SUPPLIED DATA: Begin

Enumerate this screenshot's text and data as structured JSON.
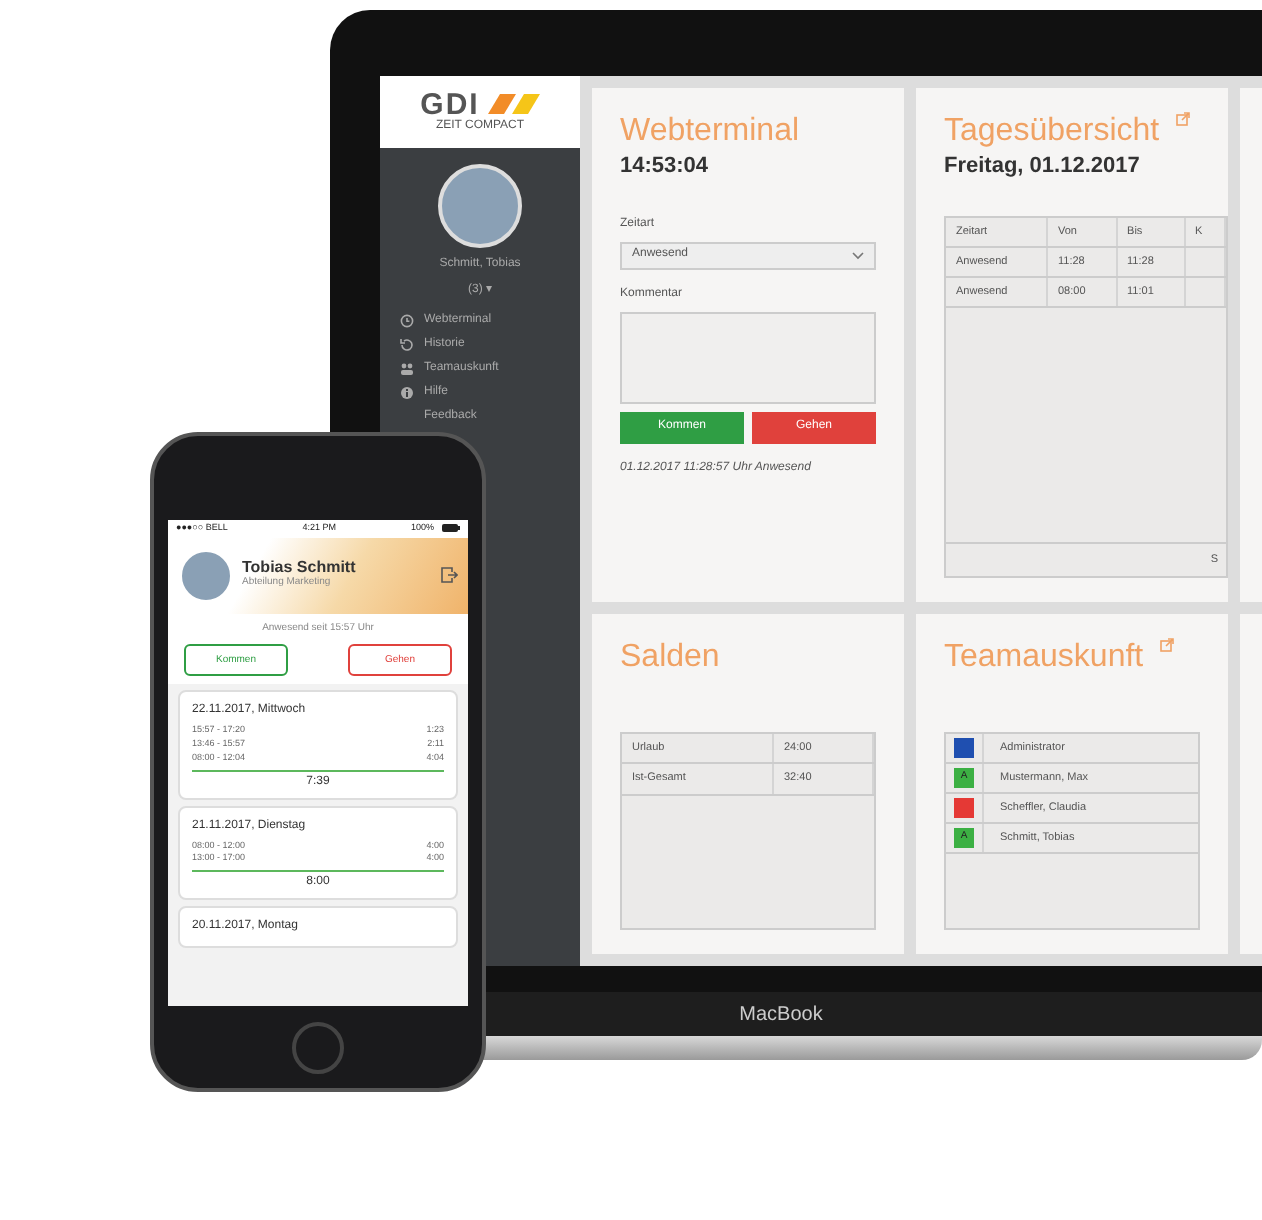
{
  "laptop": {
    "brand_label": "MacBook",
    "logo": {
      "wordmark": "GDI",
      "subtitle": "ZEIT COMPACT"
    },
    "sidebar": {
      "user_name": "Schmitt, Tobias",
      "user_badge": "(3) ▾",
      "items": [
        {
          "label": "Webterminal"
        },
        {
          "label": "Historie"
        },
        {
          "label": "Teamauskunft"
        },
        {
          "label": "Hilfe"
        },
        {
          "label": "Feedback"
        }
      ]
    },
    "webterminal": {
      "title": "Webterminal",
      "clock": "14:53:04",
      "type_label": "Zeitart",
      "type_value": "Anwesend",
      "comment_label": "Kommentar",
      "buttons": [
        {
          "label": "Kommen",
          "kind": "positive"
        },
        {
          "label": "Gehen",
          "kind": "negative"
        }
      ],
      "last_booking": "01.12.2017 11:28:57 Uhr Anwesend"
    },
    "tagesuebersicht": {
      "title": "Tagesübersicht",
      "date": "Freitag, 01.12.2017",
      "table": {
        "columns": [
          "Zeitart",
          "Von",
          "Bis",
          "K"
        ],
        "rows": [
          [
            "Anwesend",
            "11:28",
            "11:28"
          ],
          [
            "Anwesend",
            "08:00",
            "11:01"
          ]
        ],
        "footer": "S"
      }
    },
    "salden": {
      "title": "Salden",
      "rows": [
        [
          "Urlaub",
          "24:00"
        ],
        [
          "Ist-Gesamt",
          "32:40"
        ]
      ]
    },
    "teamauskunft": {
      "title": "Teamauskunft",
      "members": [
        {
          "name": "Administrator",
          "color": "#1f4fb0"
        },
        {
          "name": "Mustermann, Max",
          "color": "#3cb043",
          "letter": "A"
        },
        {
          "name": "Scheffler, Claudia",
          "color": "#e53935"
        },
        {
          "name": "Schmitt, Tobias",
          "color": "#3cb043",
          "letter": "A"
        }
      ]
    }
  },
  "phone": {
    "status_bar": {
      "carrier": "●●●○○ BELL",
      "time": "4:21 PM",
      "battery": "100%"
    },
    "user": {
      "name": "Tobias Schmitt",
      "department": "Abteilung Marketing"
    },
    "presence": "Anwesend seit 15:57 Uhr",
    "buttons": [
      {
        "label": "Kommen",
        "kind": "positive"
      },
      {
        "label": "Gehen",
        "kind": "negative"
      }
    ],
    "days": [
      {
        "title": "22.11.2017, Mittwoch",
        "entries": [
          [
            "15:57 - 17:20",
            "1:23"
          ],
          [
            "13:46 - 15:57",
            "2:11"
          ],
          [
            "08:00 - 12:04",
            "4:04"
          ]
        ],
        "total": "7:39"
      },
      {
        "title": "21.11.2017, Dienstag",
        "entries": [
          [
            "08:00 - 12:00",
            "4:00"
          ],
          [
            "13:00 - 17:00",
            "4:00"
          ]
        ],
        "total": "8:00"
      },
      {
        "title": "20.11.2017, Montag"
      }
    ]
  }
}
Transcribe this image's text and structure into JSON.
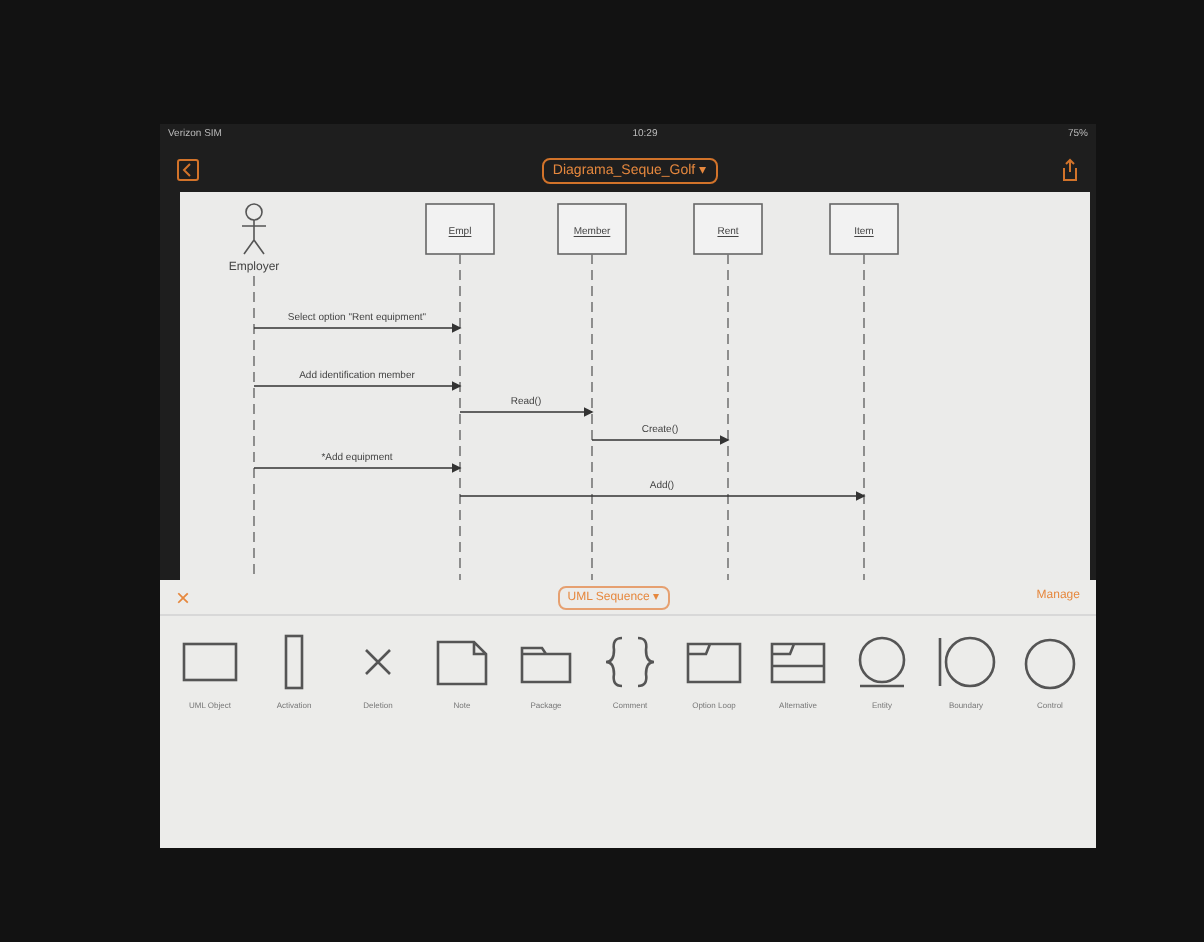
{
  "status_bar": {
    "carrier": "Verizon SIM",
    "time": "10:29",
    "battery": "75%"
  },
  "toolbar": {
    "title": "Diagrama_Seque_Golf ▾"
  },
  "diagram": {
    "actor": "Employer",
    "lifelines": [
      "Empl",
      "Member",
      "Rent",
      "Item"
    ],
    "messages": [
      "Select option \"Rent equipment\"",
      "Add identification member",
      "Read()",
      "Create()",
      "*Add equipment",
      "Add()"
    ]
  },
  "palette": {
    "close": "×",
    "category": "UML Sequence ▾",
    "manage": "Manage",
    "items": [
      {
        "kind": "rect",
        "label": "UML Object"
      },
      {
        "kind": "bar",
        "label": "Activation"
      },
      {
        "kind": "cross",
        "label": "Deletion"
      },
      {
        "kind": "note",
        "label": "Note"
      },
      {
        "kind": "folder",
        "label": "Package"
      },
      {
        "kind": "braces",
        "label": "Comment"
      },
      {
        "kind": "frame",
        "label": "Option Loop"
      },
      {
        "kind": "alt",
        "label": "Alternative"
      },
      {
        "kind": "entity",
        "label": "Entity"
      },
      {
        "kind": "boundary",
        "label": "Boundary"
      },
      {
        "kind": "control",
        "label": "Control"
      }
    ]
  }
}
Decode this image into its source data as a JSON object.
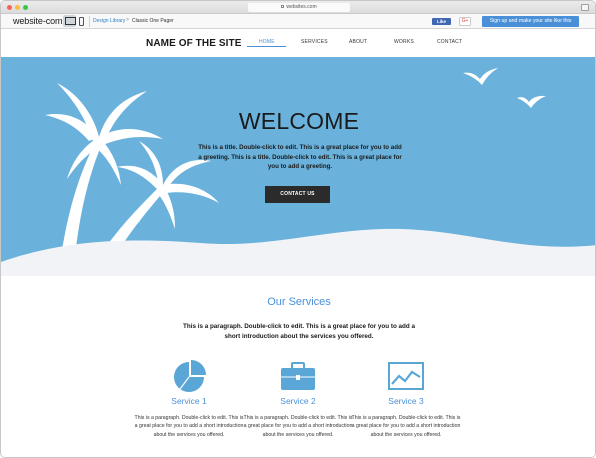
{
  "browser": {
    "url": "websites.com"
  },
  "toolbar": {
    "logo": "website-com",
    "breadcrumb": [
      "Design Library",
      "Classic One Pager"
    ],
    "breadcrumb_separator": ">",
    "like_label": "Like",
    "gplus_label": "G+",
    "signup_label": "Sign up and make your site like this"
  },
  "site": {
    "name": "NAME OF THE SITE",
    "nav": [
      "HOME",
      "SERVICES",
      "ABOUT",
      "WORKS",
      "CONTACT"
    ],
    "active_nav": "HOME"
  },
  "hero": {
    "title": "WELCOME",
    "text": "This is a title. Double-click to edit. This is a great place for you to add a greeting. This is a title. Double-click to edit. This is a great place for you to add a greeting.",
    "button": "CONTACT US"
  },
  "services": {
    "title": "Our Services",
    "intro": "This is a paragraph. Double-click to edit. This is a great place for you to add a short introduction about the services you offered.",
    "items": [
      {
        "name": "Service 1",
        "icon": "pie-chart-icon",
        "description": "This is a paragraph. Double-click to edit. This is a great place for you to add a short introduction about the services you offered."
      },
      {
        "name": "Service 2",
        "icon": "briefcase-icon",
        "description": "This is a paragraph. Double-click to edit. This is a great place for you to add a short introduction about the services you offered."
      },
      {
        "name": "Service 3",
        "icon": "line-chart-icon",
        "description": "This is a paragraph. Double-click to edit. This is a great place for you to add a short introduction about the services you offered."
      }
    ]
  },
  "colors": {
    "accent": "#4a90d9",
    "hero_bg": "#6ab2dc",
    "button_dark": "#2b2b2b"
  }
}
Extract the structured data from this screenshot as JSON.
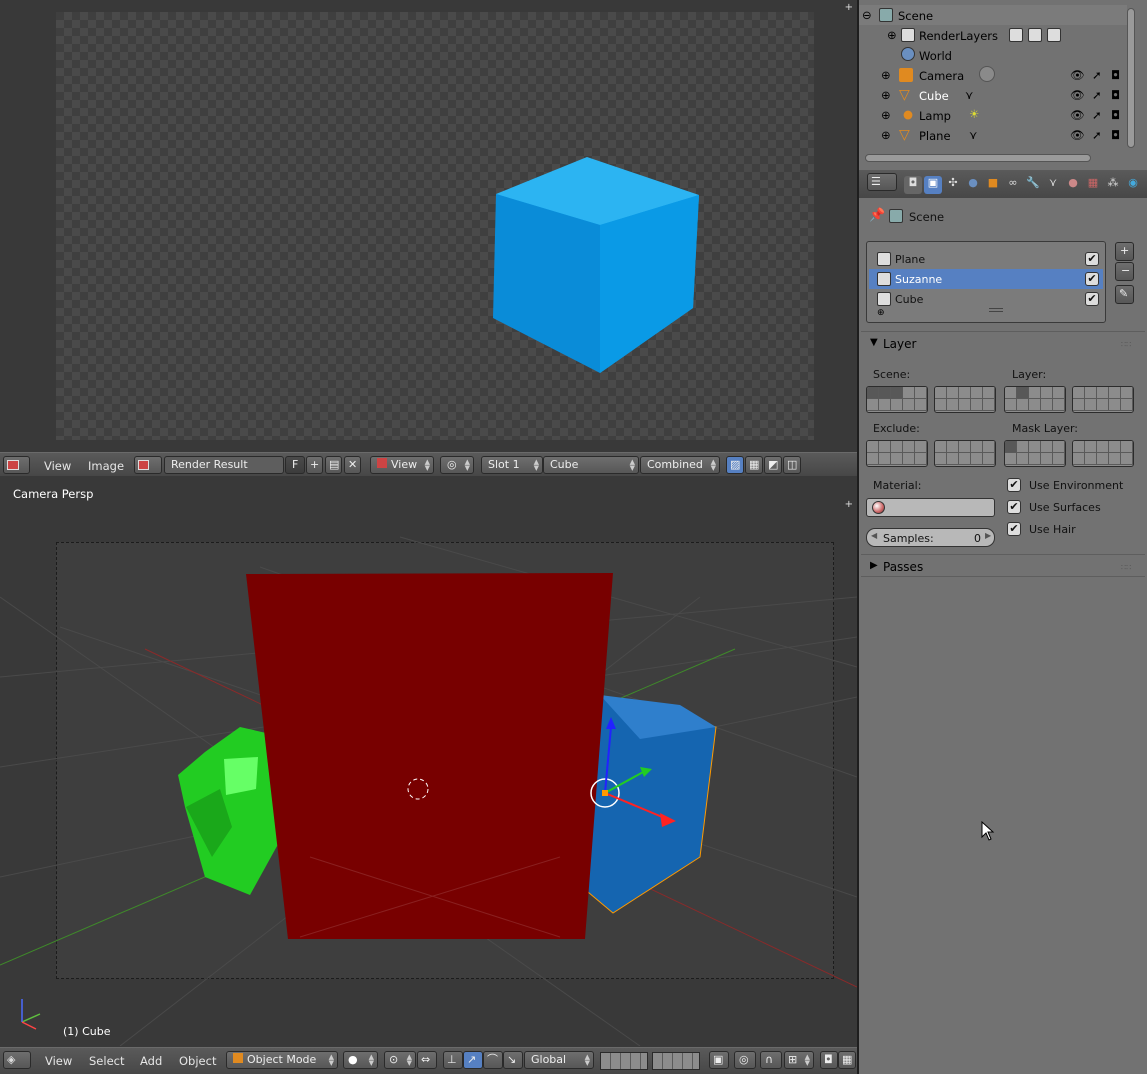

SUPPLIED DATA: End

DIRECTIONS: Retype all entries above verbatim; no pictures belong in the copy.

SOLUTION TO THE PROBLEM:
Enumerate this screenshot's text and data as structured JSON.
{
  "laptop": {
    "brand_label": "MacBook",
    "logo": {
      "wordmark": "GDI",
      "subtitle": "ZEIT COMPACT"
    },
    "sidebar": {
      "user_name": "Schmitt, Tobias",
      "user_badge": "(3) ▾",
      "items": [
        {
          "label": "Webterminal"
        },
        {
          "label": "Historie"
        },
        {
          "label": "Teamauskunft"
        },
        {
          "label": "Hilfe"
        },
        {
          "label": "Feedback"
        }
      ]
    },
    "webterminal": {
      "title": "Webterminal",
      "clock": "14:53:04",
      "type_label": "Zeitart",
      "type_value": "Anwesend",
      "comment_label": "Kommentar",
      "buttons": [
        {
          "label": "Kommen",
          "kind": "positive"
        },
        {
          "label": "Gehen",
          "kind": "negative"
        }
      ],
      "last_booking": "01.12.2017 11:28:57 Uhr Anwesend"
    },
    "tagesuebersicht": {
      "title": "Tagesübersicht",
      "date": "Freitag, 01.12.2017",
      "table": {
        "columns": [
          "Zeitart",
          "Von",
          "Bis",
          "K"
        ],
        "rows": [
          [
            "Anwesend",
            "11:28",
            "11:28"
          ],
          [
            "Anwesend",
            "08:00",
            "11:01"
          ]
        ],
        "footer": "S"
      }
    },
    "salden": {
      "title": "Salden",
      "rows": [
        [
          "Urlaub",
          "24:00"
        ],
        [
          "Ist-Gesamt",
          "32:40"
        ]
      ]
    },
    "teamauskunft": {
      "title": "Teamauskunft",
      "members": [
        {
          "name": "Administrator",
          "color": "#1f4fb0"
        },
        {
          "name": "Mustermann, Max",
          "color": "#3cb043",
          "letter": "A"
        },
        {
          "name": "Scheffler, Claudia",
          "color": "#e53935"
        },
        {
          "name": "Schmitt, Tobias",
          "color": "#3cb043",
          "letter": "A"
        }
      ]
    }
  },
  "phone": {
    "status_bar": {
      "carrier": "●●●○○ BELL",
      "time": "4:21 PM",
      "battery": "100%"
    },
    "user": {
      "name": "Tobias Schmitt",
      "department": "Abteilung Marketing"
    },
    "presence": "Anwesend seit 15:57 Uhr",
    "buttons": [
      {
        "label": "Kommen",
        "kind": "positive"
      },
      {
        "label": "Gehen",
        "kind": "negative"
      }
    ],
    "days": [
      {
        "title": "22.11.2017, Mittwoch",
        "entries": [
          [
            "15:57 - 17:20",
            "1:23"
          ],
          [
            "13:46 - 15:57",
            "2:11"
          ],
          [
            "08:00 - 12:04",
            "4:04"
          ]
        ],
        "total": "7:39"
      },
      {
        "title": "21.11.2017, Dienstag",
        "entries": [
          [
            "08:00 - 12:00",
            "4:00"
          ],
          [
            "13:00 - 17:00",
            "4:00"
          ]
        ],
        "total": "8:00"
      },
      {
        "title": "20.11.2017, Montag"
      }
    ]
  }
}
Transcribe this image's text and structure into JSON.
{
  "status_bar": {
    "carrier": "Verizon SIM",
    "time": "10:29",
    "battery": "75%"
  },
  "toolbar": {
    "title": "Diagrama_Seque_Golf ▾"
  },
  "diagram": {
    "actor": "Employer",
    "lifelines": [
      "Empl",
      "Member",
      "Rent",
      "Item"
    ],
    "messages": [
      "Select option \"Rent equipment\"",
      "Add identification member",
      "Read()",
      "Create()",
      "*Add equipment",
      "Add()"
    ]
  },
  "palette": {
    "close": "×",
    "category": "UML Sequence ▾",
    "manage": "Manage",
    "items": [
      {
        "kind": "rect",
        "label": "UML Object"
      },
      {
        "kind": "bar",
        "label": "Activation"
      },
      {
        "kind": "cross",
        "label": "Deletion"
      },
      {
        "kind": "note",
        "label": "Note"
      },
      {
        "kind": "folder",
        "label": "Package"
      },
      {
        "kind": "braces",
        "label": "Comment"
      },
      {
        "kind": "frame",
        "label": "Option Loop"
      },
      {
        "kind": "alt",
        "label": "Alternative"
      },
      {
        "kind": "entity",
        "label": "Entity"
      },
      {
        "kind": "boundary",
        "label": "Boundary"
      },
      {
        "kind": "control",
        "label": "Control"
      }
    ]
  }
}
Decode this image into its source data as a JSON object.
{
  "browser": {
    "url": "websites.com"
  },
  "toolbar": {
    "logo": "website-com",
    "breadcrumb": [
      "Design Library",
      "Classic One Pager"
    ],
    "breadcrumb_separator": ">",
    "like_label": "Like",
    "gplus_label": "G+",
    "signup_label": "Sign up and make your site like this"
  },
  "site": {
    "name": "NAME OF THE SITE",
    "nav": [
      "HOME",
      "SERVICES",
      "ABOUT",
      "WORKS",
      "CONTACT"
    ],
    "active_nav": "HOME"
  },
  "hero": {
    "title": "WELCOME",
    "text": "This is a title. Double-click to edit. This is a great place for you to add a greeting. This is a title. Double-click to edit. This is a great place for you to add a greeting.",
    "button": "CONTACT US"
  },
  "services": {
    "title": "Our Services",
    "intro": "This is a paragraph. Double-click to edit. This is a great place for you to add a short introduction about the services you offered.",
    "items": [
      {
        "name": "Service 1",
        "icon": "pie-chart-icon",
        "description": "This is a paragraph. Double-click to edit. This is a great place for you to add a short introduction about the services you offered."
      },
      {
        "name": "Service 2",
        "icon": "briefcase-icon",
        "description": "This is a paragraph. Double-click to edit. This is a great place for you to add a short introduction about the services you offered."
      },
      {
        "name": "Service 3",
        "icon": "line-chart-icon",
        "description": "This is a paragraph. Double-click to edit. This is a great place for you to add a short introduction about the services you offered."
      }
    ]
  },
  "colors": {
    "accent": "#4a90d9",
    "hero_bg": "#6ab2dc",
    "button_dark": "#2b2b2b"
  }
}
Extract the structured data from this screenshot as JSON.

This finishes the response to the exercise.